This brief presents developments in the food security situation in the Least Developed Countries (LDCs) and the Net Food-Importing Developing Countries (NFIDCs), the countries which are eligible for assistance under the Marrakesh Ministerial Decision on Measures Concerning the Possible Negative Effects of the Reform Process on the Net Food Importing Developing Countries.
THE SOCIO-ECONOMIC PROFILE OF THE DECISION COUNTRIES
The combined total population of the 48 LDCs and 19 NFIDCs was 995 million in 1997, about 22 percent of all population of the developing countries. On average, these countries are below rest of the developing countries as regards most indicators of social development. For example, per caput income of the LDCs is 17 percent of that of the rest, and 70 percent for the NFIDCs. The percentage of undernourished population in the LDCs, at about 38 percent, has barely changed since the early 1970s. For the NFIDCs, the incidence although lower at 17 percent has not changed much over time.
THE PERFORMANCE OF DOMESTIC FOOD PRODUCTION
Cereals provide roughly 52 percent of the total energy supplies for the LDCs and 45 percent for the NFIDCs. But per caput cereal production in both the LDCs and the NFIDCs, at 130-160 kg per annum is less by 80-90 kg than the rest of the developing countries (Figure 1). Per caput cereal production had a declining trend in the LDCs. For NFIDCs, the trend is marginally positive but much slower than in the rest of the developing countries.

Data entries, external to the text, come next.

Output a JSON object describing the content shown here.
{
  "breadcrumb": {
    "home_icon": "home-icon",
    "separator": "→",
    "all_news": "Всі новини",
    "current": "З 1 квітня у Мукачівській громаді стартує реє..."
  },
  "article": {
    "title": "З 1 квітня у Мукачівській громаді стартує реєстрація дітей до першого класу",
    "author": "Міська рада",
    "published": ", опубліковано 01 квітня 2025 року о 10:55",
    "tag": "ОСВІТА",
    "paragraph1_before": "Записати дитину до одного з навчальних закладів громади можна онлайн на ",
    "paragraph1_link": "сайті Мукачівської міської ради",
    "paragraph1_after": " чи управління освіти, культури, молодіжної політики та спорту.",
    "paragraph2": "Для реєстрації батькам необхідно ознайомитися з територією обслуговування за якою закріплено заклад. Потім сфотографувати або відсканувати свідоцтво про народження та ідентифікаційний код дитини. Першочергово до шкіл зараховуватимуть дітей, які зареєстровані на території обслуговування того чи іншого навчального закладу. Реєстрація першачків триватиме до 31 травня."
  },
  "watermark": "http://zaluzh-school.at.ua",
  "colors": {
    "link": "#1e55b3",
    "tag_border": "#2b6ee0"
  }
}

Figure 1: Per caput cereal production
Figure 2: Ratio of food imports to merchandise exports
DEPENDENCE ON FOOD IMPORTS AND IMPORT CAPACITY
The total value of imports of all food items increased by almost 50 percent for the LDCs from US$3.9 billion in the early 1980s to US$6 billion in 1997. For the NFIDCs, the corresponding import bills were US$9.4 billion and US$13 billion, an increase of roughly 40 percent. As regards food import capacity, the ratio of the value of total food imports to total merchandise exports is very high for the LDCs, at 0.27. For the NFIDCs, the ratio is lower at 0.17, but almost three times as high as for the rest of the developing countries. Moreover, the situation has not changed much over time (Figure 2).
THE EXPERIENCE DURING THE PRICE SPIKES OF 1995/96 AND THEREAFTER
Of particular importance is the experience during the last few years and especially during 1995-96, the period of high world market prices of basic foodstuffs. Taking the two years prior to 1995 as a benchmark, the increase in the cereal import bills in 1995/96-1996/97 amounted to 49 percent for the two groups of countries taken together. Nearly all of this increase (47 percent) was due to increases in the per unit cost of imported cereals as volumes changed only marginally.
As the world price has returned to more normal levels since the 1997/98 marketing year, have the cereal import bills also improved since then? The answer to this question is yes but only moderately (Figure 3). What is worrisome is that, although lower than the 1995/96 peak, cereal import bills are now at a much higher plateau than they were prior to 1995.
Figure 3: Evolution of cereal import bills
Further analysis of the data comparing the most recent marketing years with the pre-Uruguay Round situation, it shows that that cereal imports in volume terms increased by 17 percent only. During the same period, the cost of the imported cereals increased by some 36 percent. In other words, out of the total increase of the cereal import bill of the LDCs and NFIDCs between these two periods, about half is due to volume increase and the other half is due to an increase in the per unit cost of cereal imports. In fact, the per unit cost of cereal imports has increased between 1993/94-94/95 to 1996/97-97/98 from $143/tonne to $166/tonne, despite the decline in world market prices of basic foodstuffs. Further factoring the per unit cost component, it is found that the increase in the cost of the cereal import bills of LDCs and NFIDCs during this period is party due to volume increases (roughly 23 percent) and partly due to nominal price increases (roughly 18 percent), leaving close to 60 percent of the total increase due to the drastic change in the financial terms of imports (Figure 4).
One of the main reasons for the continued higher food import bill is that the contribution of concessional imports which played a major role in the past in meeting the cereal import needs of these countries has substantially diminished in recent years.
The implications of both of these trends, although largely anticipated in the context of the new policy environment under the Uruguay Round, is that a much greater volume of cereals is now imported under commercial terms.